====== Exercise data ======

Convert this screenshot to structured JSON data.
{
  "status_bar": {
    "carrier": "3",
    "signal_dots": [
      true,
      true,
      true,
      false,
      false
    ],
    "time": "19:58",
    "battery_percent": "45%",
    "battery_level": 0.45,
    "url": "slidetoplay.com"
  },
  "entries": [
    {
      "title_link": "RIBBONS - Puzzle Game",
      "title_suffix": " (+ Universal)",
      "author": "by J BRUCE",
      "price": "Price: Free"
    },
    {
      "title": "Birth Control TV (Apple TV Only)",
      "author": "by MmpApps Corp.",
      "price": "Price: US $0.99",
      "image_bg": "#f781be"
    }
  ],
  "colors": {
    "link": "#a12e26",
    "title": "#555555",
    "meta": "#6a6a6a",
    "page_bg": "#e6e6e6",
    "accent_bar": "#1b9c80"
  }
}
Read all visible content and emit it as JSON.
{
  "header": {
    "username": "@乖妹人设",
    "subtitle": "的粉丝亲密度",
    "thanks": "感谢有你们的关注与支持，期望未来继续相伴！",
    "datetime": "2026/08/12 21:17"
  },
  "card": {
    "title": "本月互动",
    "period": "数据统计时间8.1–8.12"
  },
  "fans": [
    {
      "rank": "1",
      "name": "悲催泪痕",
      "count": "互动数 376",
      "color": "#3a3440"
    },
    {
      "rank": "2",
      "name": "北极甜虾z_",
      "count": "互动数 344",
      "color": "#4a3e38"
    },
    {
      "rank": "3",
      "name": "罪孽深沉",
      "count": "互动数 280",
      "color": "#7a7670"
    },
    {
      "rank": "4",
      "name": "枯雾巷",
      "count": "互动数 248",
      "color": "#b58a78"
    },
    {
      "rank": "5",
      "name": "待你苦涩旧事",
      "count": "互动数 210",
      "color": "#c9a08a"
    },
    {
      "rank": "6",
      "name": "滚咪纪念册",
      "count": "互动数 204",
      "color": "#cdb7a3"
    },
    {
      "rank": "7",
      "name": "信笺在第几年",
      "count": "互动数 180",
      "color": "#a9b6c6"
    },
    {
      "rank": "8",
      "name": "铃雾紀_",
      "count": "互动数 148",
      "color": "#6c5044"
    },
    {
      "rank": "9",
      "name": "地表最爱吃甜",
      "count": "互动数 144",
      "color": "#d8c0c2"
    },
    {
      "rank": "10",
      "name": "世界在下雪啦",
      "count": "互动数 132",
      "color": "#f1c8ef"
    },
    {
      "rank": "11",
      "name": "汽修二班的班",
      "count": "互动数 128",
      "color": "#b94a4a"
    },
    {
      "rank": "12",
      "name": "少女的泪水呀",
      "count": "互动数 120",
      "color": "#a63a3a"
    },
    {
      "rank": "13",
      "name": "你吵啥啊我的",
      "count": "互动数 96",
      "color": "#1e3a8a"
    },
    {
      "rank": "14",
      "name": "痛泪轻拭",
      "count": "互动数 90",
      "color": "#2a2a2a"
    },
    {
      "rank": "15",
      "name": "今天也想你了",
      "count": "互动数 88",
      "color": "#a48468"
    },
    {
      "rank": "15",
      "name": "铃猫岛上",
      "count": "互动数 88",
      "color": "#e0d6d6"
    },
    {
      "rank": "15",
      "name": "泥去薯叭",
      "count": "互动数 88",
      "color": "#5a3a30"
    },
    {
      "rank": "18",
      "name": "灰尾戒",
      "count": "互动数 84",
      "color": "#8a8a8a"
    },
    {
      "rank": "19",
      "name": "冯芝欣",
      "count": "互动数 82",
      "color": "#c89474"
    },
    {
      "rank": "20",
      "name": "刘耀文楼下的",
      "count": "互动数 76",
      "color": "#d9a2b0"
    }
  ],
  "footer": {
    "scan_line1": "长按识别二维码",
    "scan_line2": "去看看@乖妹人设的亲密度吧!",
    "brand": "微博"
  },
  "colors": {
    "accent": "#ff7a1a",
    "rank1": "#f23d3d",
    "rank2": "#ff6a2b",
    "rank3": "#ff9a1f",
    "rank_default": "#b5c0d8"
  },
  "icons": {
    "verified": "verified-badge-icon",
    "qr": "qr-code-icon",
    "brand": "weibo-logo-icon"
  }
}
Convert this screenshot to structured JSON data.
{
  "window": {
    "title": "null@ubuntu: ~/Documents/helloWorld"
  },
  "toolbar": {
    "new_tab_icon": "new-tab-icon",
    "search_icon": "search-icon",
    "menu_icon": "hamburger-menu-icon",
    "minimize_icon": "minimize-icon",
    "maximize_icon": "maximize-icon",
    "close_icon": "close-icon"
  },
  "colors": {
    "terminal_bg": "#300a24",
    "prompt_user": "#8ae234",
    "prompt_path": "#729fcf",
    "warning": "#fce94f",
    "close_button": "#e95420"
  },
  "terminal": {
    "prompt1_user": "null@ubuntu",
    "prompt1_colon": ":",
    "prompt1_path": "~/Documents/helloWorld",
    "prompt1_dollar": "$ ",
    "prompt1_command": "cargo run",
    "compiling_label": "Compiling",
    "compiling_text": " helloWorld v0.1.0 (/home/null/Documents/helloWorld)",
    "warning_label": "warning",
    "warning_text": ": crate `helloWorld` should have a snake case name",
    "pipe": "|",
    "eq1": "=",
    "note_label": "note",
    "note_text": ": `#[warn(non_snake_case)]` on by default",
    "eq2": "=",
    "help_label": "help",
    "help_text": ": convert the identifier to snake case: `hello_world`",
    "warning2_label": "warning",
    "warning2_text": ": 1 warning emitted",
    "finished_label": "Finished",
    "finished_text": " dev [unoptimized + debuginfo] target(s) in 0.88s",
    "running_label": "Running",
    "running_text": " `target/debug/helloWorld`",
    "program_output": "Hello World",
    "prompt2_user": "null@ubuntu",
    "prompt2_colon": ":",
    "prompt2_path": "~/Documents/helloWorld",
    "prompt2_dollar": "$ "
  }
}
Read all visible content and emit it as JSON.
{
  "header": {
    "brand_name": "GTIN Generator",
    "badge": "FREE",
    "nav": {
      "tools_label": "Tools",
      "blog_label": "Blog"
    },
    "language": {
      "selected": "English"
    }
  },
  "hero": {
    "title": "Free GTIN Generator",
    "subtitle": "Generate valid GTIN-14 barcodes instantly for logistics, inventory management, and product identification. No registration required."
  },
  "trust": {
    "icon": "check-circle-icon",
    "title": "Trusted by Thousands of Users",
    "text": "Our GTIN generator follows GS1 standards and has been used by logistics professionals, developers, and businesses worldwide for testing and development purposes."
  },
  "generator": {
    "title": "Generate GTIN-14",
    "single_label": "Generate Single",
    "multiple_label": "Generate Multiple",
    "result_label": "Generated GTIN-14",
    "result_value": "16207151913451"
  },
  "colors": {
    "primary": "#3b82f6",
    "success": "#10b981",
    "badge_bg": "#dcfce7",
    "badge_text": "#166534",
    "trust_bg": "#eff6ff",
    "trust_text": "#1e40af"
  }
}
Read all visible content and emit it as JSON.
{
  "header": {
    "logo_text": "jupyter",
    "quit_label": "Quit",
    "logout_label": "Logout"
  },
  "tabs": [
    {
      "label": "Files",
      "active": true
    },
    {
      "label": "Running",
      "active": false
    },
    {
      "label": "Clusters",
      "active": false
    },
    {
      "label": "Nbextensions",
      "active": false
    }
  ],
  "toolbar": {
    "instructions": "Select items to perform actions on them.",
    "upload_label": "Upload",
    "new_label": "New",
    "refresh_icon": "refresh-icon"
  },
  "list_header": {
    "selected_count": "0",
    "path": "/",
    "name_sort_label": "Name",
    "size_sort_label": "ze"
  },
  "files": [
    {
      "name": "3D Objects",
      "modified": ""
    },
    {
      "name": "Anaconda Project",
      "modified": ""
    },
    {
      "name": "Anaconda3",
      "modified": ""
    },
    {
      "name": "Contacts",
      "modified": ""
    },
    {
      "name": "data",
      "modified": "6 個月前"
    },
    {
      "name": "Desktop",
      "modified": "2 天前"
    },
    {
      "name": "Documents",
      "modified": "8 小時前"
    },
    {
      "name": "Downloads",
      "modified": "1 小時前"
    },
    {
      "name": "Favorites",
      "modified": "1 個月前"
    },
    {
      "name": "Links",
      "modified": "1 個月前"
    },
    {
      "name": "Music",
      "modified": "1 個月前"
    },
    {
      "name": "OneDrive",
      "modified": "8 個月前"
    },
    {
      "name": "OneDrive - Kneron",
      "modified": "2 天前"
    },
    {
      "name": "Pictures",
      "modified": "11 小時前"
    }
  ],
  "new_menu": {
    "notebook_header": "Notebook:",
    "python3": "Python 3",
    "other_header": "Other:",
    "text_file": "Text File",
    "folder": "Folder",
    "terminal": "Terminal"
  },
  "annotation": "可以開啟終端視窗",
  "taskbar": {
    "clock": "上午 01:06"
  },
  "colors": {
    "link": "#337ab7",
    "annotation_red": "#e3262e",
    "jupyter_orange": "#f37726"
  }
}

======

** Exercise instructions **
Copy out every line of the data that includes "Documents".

** Answer to the exercise **
    "title": "null@ubuntu: ~/Documents/helloWorld"
    "prompt1_path": "~/Documents/helloWorld",
    "compiling_text": " helloWorld v0.1.0 (/home/null/Documents/helloWorld)",
    "prompt2_path": "~/Documents/helloWorld",
      "name": "Documents",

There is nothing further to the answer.